Ten minutes of high tension

Stan Hey describes the scene as an unbearable waiting game unfolds
MOST punters hope for the Grand National to come down to the wire. But very few would like to see the result decided in the stewards' room. For a deathly 10 minutes at Aintree, there was a genuine sense of unease about the possibility of Rough Quest being the first National victor in living memory to have the race taken away from him.

The usual joyous scenes as the winner is led up to Aintree's flower-basketed weighing room were muted as Rough Quest's jockey, Mick Fitzgerald, and trainer, Terry Casey, wrestled with the possibility of defeat being snatched from the jaws of victory. Casey, whose face was taut with tension, submitted gamely to the interview with Des Lynam, but his words seemed disassociated from his thoughts.

Fortunately, after an unusually brisk inquiry, the stewards decided that Rough Quest's perceived interference with Encore Un Peu on the run to the line had not affected the result. This decision also applied to fourth- placed Sir Peter Lely, who had also looked to have exercised undue physicality on Young Hustler as the race reached a climax.

In many ways, the moods of this anxious incident matched the sombre reflections generated by this first Grand National without its totemic figure Red Rum, who died last October. His headstone, in the shadow of the winning post, lists his monumental achievements - three wins and two second places, in a span of five years and its challenging presence recalls the inscription in Shelley's poem "Ozymandias" - "Look on my works ye mighty and despair".

Ginger McCain's pre-race tribute to his old champion was less poetic, conveying a message from Rummy to the runners, via Frank Sinatra, to "do it my way".

And the fact that the Rough Quest team were obliged to endure the knuckle- biting ordeal of a stewards' inquiry owed much to their horse's own quirk, which is almost enshrined in his name. For all his abilities, the runner- up in this year's Cheltenham Gold Cup, gives the impression of being the equivalent of the sort of person who nips in front of you just as you are about to get to the bar, such is his preference for hitting the front as late as possible.

But after the stewards had deliberated on Rough Quest's lurching move across the Martin Pipe-trained runner-up, and ruled it passable, there was time to pay tribute to the ease with which the winner had travelled through the race.

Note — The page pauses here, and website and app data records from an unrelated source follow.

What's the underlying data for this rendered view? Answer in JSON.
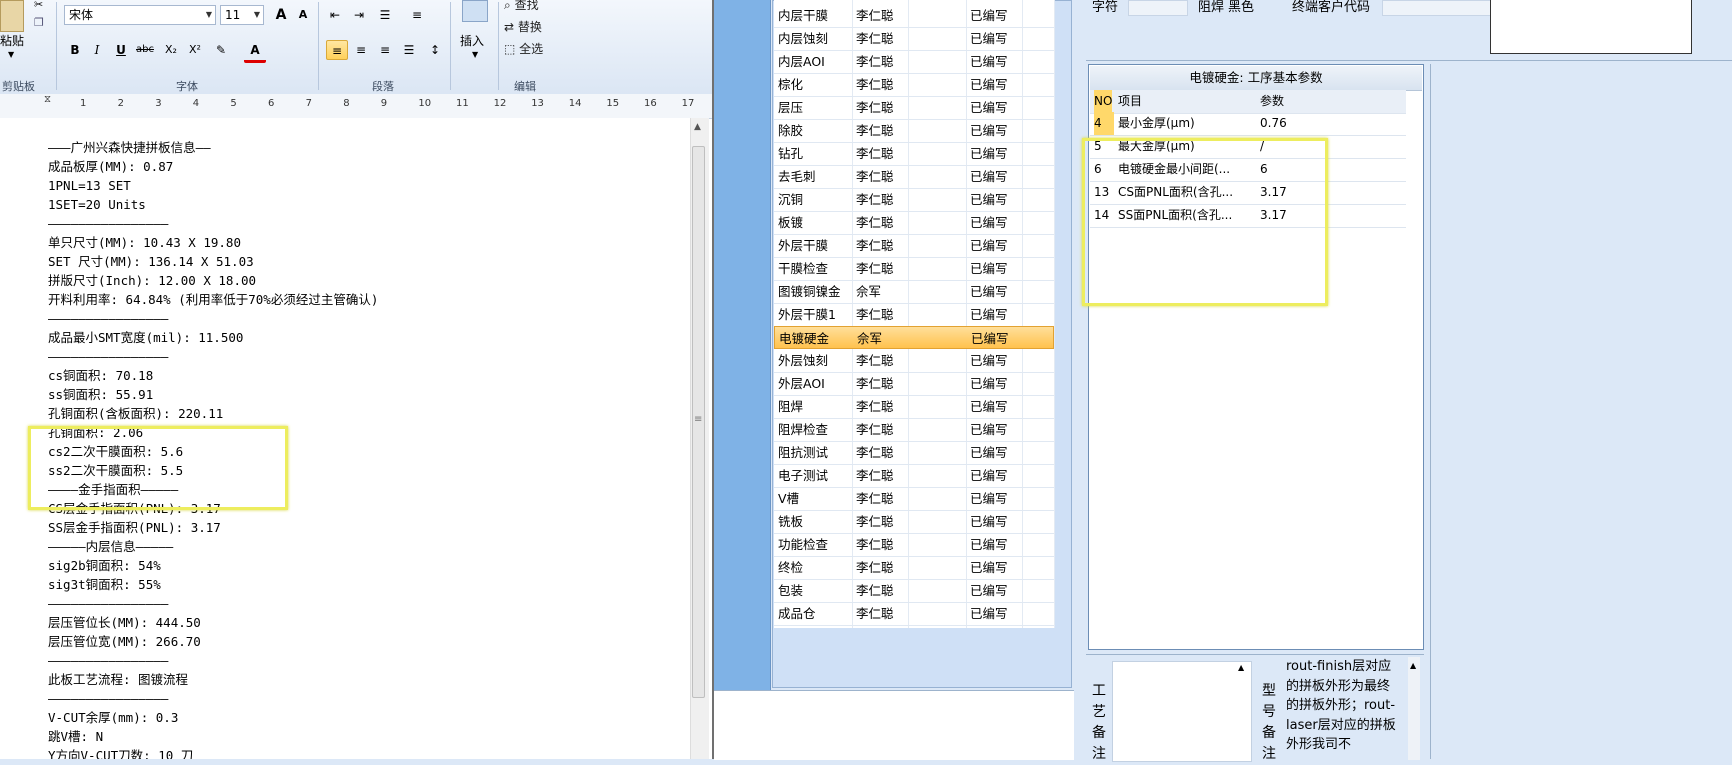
{
  "ribbon": {
    "paste_label": "粘贴",
    "clipboard_group": "剪贴板",
    "font_name": "宋体",
    "font_size": "11",
    "font_group": "字体",
    "paragraph_group": "段落",
    "insert_label": "插入",
    "find_label": "查找",
    "replace_label": "替换",
    "select_all_label": "全选",
    "edit_group": "编辑",
    "bold": "B",
    "italic": "I",
    "underline": "U",
    "strike": "abc",
    "sub": "X₂",
    "sup": "X²",
    "font_color": "A",
    "grow": "A",
    "shrink": "A"
  },
  "ruler": [
    "1",
    "2",
    "3",
    "4",
    "5",
    "6",
    "7",
    "8",
    "9",
    "10",
    "11",
    "12",
    "13",
    "14",
    "15",
    "16",
    "17"
  ],
  "document": {
    "lines": [
      "———广州兴森快捷拼板信息——",
      "成品板厚(MM): 0.87",
      "1PNL=13 SET",
      "1SET=20 Units",
      "————————————————",
      "单只尺寸(MM): 10.43 X 19.80",
      "SET 尺寸(MM): 136.14 X 51.03",
      "拼版尺寸(Inch): 12.00 X 18.00",
      "开料利用率: 64.84% (利用率低于70%必须经过主管确认)",
      "————————————————",
      "成品最小SMT宽度(mil): 11.500",
      "————————————————",
      "cs铜面积: 70.18",
      "ss铜面积: 55.91",
      "孔铜面积(含板面积): 220.11",
      "孔铜面积: 2.06",
      "cs2二次干膜面积: 5.6",
      "ss2二次干膜面积: 5.5",
      "————金手指面积—————",
      "CS层金手指面积(PNL): 3.17",
      "SS层金手指面积(PNL): 3.17",
      "—————内层信息—————",
      "sig2b铜面积: 54%",
      "sig3t铜面积: 55%",
      "————————————————",
      "层压管位长(MM): 444.50",
      "层压管位宽(MM): 266.70",
      "————————————————",
      "此板工艺流程: 图镀流程",
      "————————————————",
      "V-CUT余厚(mm): 0.3",
      "跳V槽: N",
      "Y方向V-CUT刀数: 10 刀"
    ]
  },
  "steps": [
    {
      "name": "内层干膜",
      "person": "李仁聪",
      "status": "已编写"
    },
    {
      "name": "内层蚀刻",
      "person": "李仁聪",
      "status": "已编写"
    },
    {
      "name": "内层AOI",
      "person": "李仁聪",
      "status": "已编写"
    },
    {
      "name": "棕化",
      "person": "李仁聪",
      "status": "已编写"
    },
    {
      "name": "层压",
      "person": "李仁聪",
      "status": "已编写"
    },
    {
      "name": "除胶",
      "person": "李仁聪",
      "status": "已编写"
    },
    {
      "name": "钻孔",
      "person": "李仁聪",
      "status": "已编写"
    },
    {
      "name": "去毛刺",
      "person": "李仁聪",
      "status": "已编写"
    },
    {
      "name": "沉铜",
      "person": "李仁聪",
      "status": "已编写"
    },
    {
      "name": "板镀",
      "person": "李仁聪",
      "status": "已编写"
    },
    {
      "name": "外层干膜",
      "person": "李仁聪",
      "status": "已编写"
    },
    {
      "name": "干膜检查",
      "person": "李仁聪",
      "status": "已编写"
    },
    {
      "name": "图镀铜镍金",
      "person": "佘军",
      "status": "已编写"
    },
    {
      "name": "外层干膜1",
      "person": "李仁聪",
      "status": "已编写"
    },
    {
      "name": "电镀硬金",
      "person": "佘军",
      "status": "已编写"
    },
    {
      "name": "外层蚀刻",
      "person": "李仁聪",
      "status": "已编写"
    },
    {
      "name": "外层AOI",
      "person": "李仁聪",
      "status": "已编写"
    },
    {
      "name": "阻焊",
      "person": "李仁聪",
      "status": "已编写"
    },
    {
      "name": "阻焊检查",
      "person": "李仁聪",
      "status": "已编写"
    },
    {
      "name": "阻抗测试",
      "person": "李仁聪",
      "status": "已编写"
    },
    {
      "name": "电子测试",
      "person": "李仁聪",
      "status": "已编写"
    },
    {
      "name": "V槽",
      "person": "李仁聪",
      "status": "已编写"
    },
    {
      "name": "铣板",
      "person": "李仁聪",
      "status": "已编写"
    },
    {
      "name": "功能检查",
      "person": "李仁聪",
      "status": "已编写"
    },
    {
      "name": "终检",
      "person": "李仁聪",
      "status": "已编写"
    },
    {
      "name": "包装",
      "person": "李仁聪",
      "status": "已编写"
    },
    {
      "name": "成品仓",
      "person": "李仁聪",
      "status": "已编写"
    }
  ],
  "top_fields": {
    "char_label": "字符",
    "solder_label": "阻焊",
    "solder_value": "黑色",
    "customer_code_label": "终端客户代码"
  },
  "params": {
    "title": "电镀硬金: 工序基本参数",
    "headers": [
      "NO",
      "项目",
      "参数"
    ],
    "rows": [
      {
        "no": "4",
        "item": "最小金厚(μm)",
        "value": "0.76"
      },
      {
        "no": "5",
        "item": "最大金厚(μm)",
        "value": "/"
      },
      {
        "no": "6",
        "item": "电镀硬金最小间距(...",
        "value": "6"
      },
      {
        "no": "13",
        "item": "CS面PNL面积(含孔...",
        "value": "3.17"
      },
      {
        "no": "14",
        "item": "SS面PNL面积(含孔...",
        "value": "3.17"
      }
    ]
  },
  "notes": {
    "process_label": "工艺备注",
    "model_label": "型号备注",
    "text": "rout-finish层对应的拼板外形为最终的拼板外形；rout-laser层对应的拼板外形我司不"
  }
}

Only the timing of his final attack, and its legitimacy, were in doubt and Rough Quest's victory paid an elegant tribute to Red Rum.

This was echoed, piquantly, by the display of McCain's representative, Sure Metal, who passed his old stablemate's grave with his nose almost in front, and though he was relegated through the field on the second circuit, Sure Metal did Red Rum's memory proud by completing the race, albeit in last place.

This tribute was needed yesterday as a National which even the official racecard referred to as "sub-standard", generated a fluctuating array of fancies. The absences, for various reasons, of the race's last two winners, Royal Athlete and Miinnehoma, and of high achievers in Jodami and Dublin Flyer had aroused suspicions that if the event had been a West End play, the public might have asked for their money back. The departure of Party Politics, the only horse with a possibility of closing on Red Rum's achievements, added to a sense of anti-climax. The other pretenders to Red Rum's legacy also gradually faded throughout the race as the new order of the modern Grand National held sway, with horses of proven class brushing aside the staying handicappers who are Red Rum's spiritual descendants.

Rough Quest was the class animal and his victory gave ironic credence to the belief expressed about Red Rum, that we will indeed never see his like again.